# [EXERCISE INSTRUCTIONS]
Each line below that contains "value" should be counted. Give only the total.

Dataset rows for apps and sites
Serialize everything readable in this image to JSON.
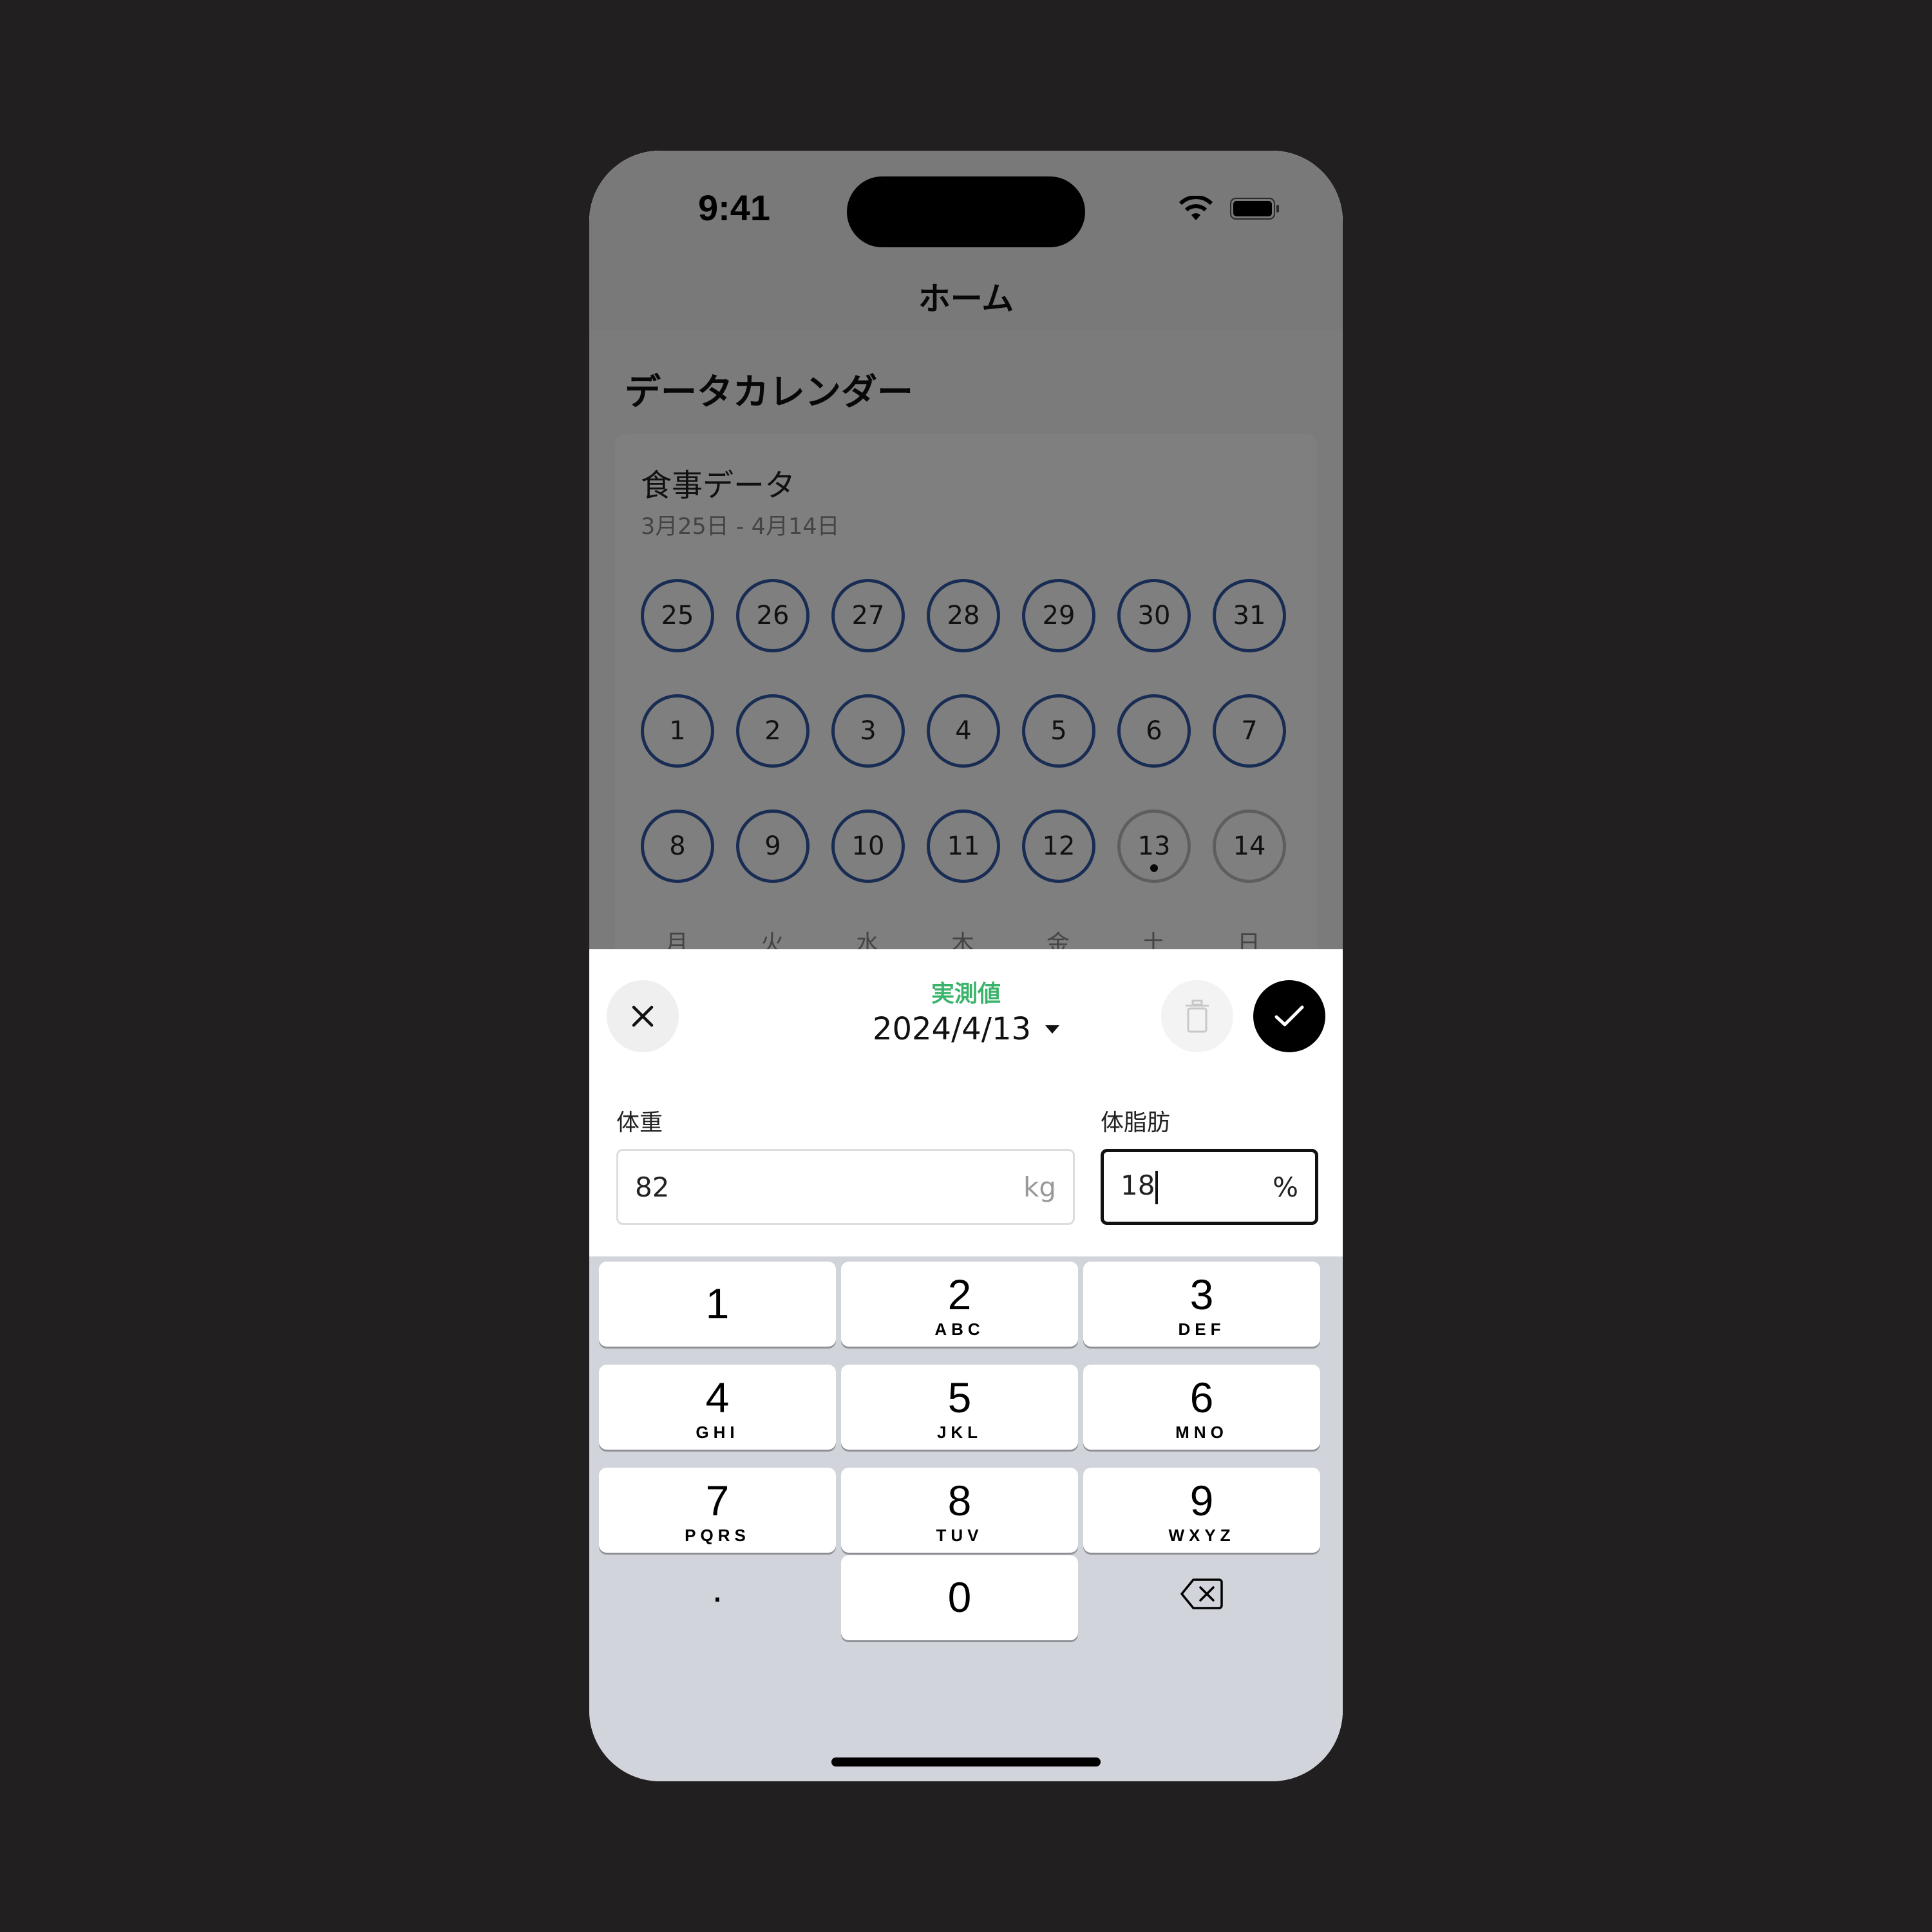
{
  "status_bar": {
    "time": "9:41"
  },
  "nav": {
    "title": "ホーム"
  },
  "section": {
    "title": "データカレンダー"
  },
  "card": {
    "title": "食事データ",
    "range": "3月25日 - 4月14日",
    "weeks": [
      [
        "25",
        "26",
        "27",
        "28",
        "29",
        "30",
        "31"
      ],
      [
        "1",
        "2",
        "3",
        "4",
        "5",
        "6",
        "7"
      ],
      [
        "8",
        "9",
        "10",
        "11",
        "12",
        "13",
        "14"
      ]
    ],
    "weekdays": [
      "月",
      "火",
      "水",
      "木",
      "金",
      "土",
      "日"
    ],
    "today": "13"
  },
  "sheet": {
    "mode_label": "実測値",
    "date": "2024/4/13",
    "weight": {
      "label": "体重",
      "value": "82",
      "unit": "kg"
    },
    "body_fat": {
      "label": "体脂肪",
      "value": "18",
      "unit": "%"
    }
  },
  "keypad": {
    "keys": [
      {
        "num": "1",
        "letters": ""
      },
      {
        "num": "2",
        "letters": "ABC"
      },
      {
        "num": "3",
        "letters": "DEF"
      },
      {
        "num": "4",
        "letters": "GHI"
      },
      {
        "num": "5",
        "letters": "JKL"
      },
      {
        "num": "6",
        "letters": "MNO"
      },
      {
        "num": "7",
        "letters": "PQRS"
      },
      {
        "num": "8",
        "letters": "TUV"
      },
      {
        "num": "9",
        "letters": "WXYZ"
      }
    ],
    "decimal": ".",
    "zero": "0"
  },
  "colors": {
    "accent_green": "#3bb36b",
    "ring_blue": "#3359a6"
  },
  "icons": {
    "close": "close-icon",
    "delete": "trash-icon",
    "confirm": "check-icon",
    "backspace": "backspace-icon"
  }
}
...
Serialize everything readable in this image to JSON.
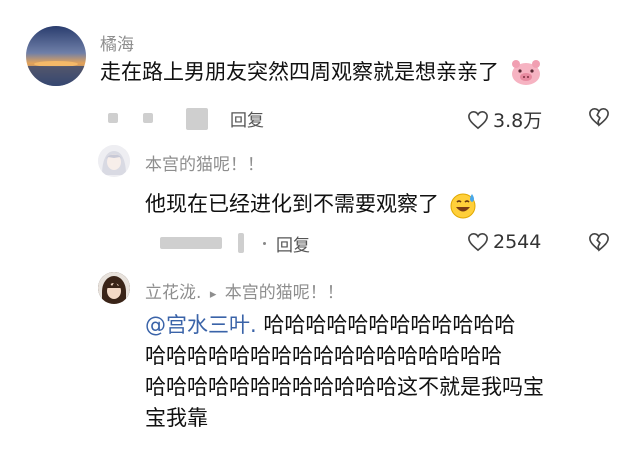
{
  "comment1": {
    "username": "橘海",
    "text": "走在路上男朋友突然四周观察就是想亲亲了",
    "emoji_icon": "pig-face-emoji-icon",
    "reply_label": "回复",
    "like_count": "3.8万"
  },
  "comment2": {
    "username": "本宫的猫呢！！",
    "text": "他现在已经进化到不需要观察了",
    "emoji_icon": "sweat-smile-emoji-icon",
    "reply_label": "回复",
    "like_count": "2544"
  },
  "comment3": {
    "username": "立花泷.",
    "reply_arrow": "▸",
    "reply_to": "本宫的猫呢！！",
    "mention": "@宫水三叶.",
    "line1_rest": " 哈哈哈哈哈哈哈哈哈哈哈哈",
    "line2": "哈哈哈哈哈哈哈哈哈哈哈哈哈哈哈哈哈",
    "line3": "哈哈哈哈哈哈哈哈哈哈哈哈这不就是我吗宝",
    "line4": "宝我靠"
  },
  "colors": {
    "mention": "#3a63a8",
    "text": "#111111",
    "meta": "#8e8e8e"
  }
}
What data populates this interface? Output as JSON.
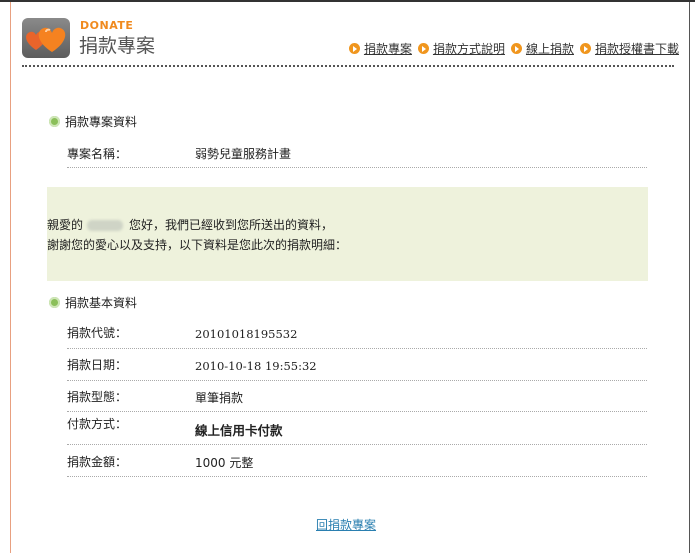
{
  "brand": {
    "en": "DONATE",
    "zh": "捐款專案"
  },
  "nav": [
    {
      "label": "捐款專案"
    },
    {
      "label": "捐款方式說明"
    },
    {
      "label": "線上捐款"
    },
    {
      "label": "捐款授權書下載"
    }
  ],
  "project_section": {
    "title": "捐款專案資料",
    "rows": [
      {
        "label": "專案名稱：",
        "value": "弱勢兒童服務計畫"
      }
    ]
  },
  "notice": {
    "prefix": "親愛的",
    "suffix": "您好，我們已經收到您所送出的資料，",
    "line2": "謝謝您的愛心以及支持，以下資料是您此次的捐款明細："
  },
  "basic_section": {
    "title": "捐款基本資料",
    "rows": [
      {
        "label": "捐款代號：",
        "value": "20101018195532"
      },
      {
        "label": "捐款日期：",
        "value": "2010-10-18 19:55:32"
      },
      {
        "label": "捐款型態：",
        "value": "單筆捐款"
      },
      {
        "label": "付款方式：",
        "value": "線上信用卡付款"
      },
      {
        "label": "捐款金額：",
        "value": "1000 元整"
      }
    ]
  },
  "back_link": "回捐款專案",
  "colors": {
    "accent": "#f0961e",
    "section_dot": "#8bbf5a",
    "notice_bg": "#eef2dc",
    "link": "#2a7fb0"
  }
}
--
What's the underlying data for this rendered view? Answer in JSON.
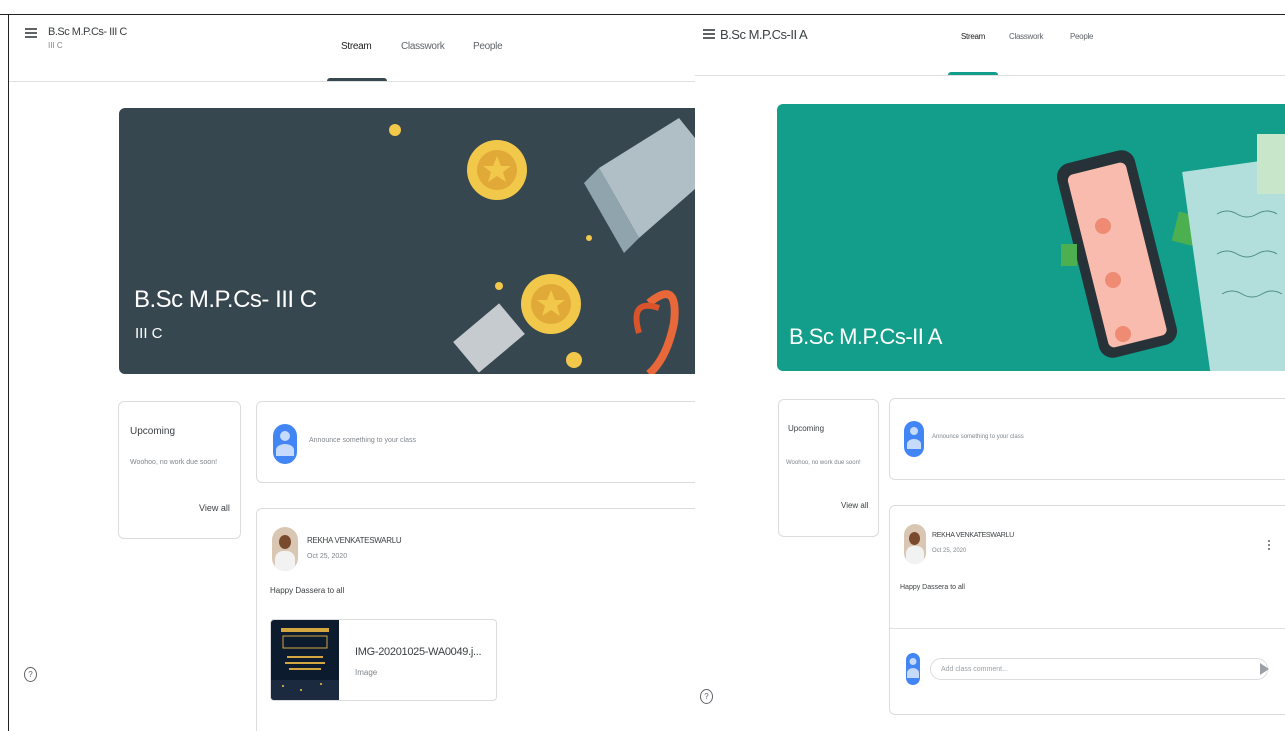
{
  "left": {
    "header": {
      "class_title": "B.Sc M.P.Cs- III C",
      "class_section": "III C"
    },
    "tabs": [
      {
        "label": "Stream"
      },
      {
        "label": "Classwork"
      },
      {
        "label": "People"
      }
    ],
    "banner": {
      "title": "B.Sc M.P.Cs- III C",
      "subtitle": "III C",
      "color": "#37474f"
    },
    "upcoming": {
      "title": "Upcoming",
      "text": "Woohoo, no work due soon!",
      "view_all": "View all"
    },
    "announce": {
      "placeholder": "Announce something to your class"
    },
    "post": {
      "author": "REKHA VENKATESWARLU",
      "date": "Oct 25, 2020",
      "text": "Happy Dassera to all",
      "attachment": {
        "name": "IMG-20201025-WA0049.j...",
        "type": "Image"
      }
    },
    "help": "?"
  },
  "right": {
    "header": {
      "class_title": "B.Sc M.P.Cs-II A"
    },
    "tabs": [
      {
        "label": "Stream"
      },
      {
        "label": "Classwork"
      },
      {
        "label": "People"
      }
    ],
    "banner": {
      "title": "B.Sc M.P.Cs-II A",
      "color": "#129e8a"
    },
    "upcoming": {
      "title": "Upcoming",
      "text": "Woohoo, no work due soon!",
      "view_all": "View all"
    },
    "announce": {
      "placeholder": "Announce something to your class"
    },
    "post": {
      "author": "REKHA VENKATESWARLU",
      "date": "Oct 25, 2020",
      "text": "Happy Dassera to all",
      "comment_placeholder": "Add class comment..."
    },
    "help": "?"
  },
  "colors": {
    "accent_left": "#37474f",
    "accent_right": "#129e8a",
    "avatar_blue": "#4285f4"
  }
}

# [ANSWER BOX]
8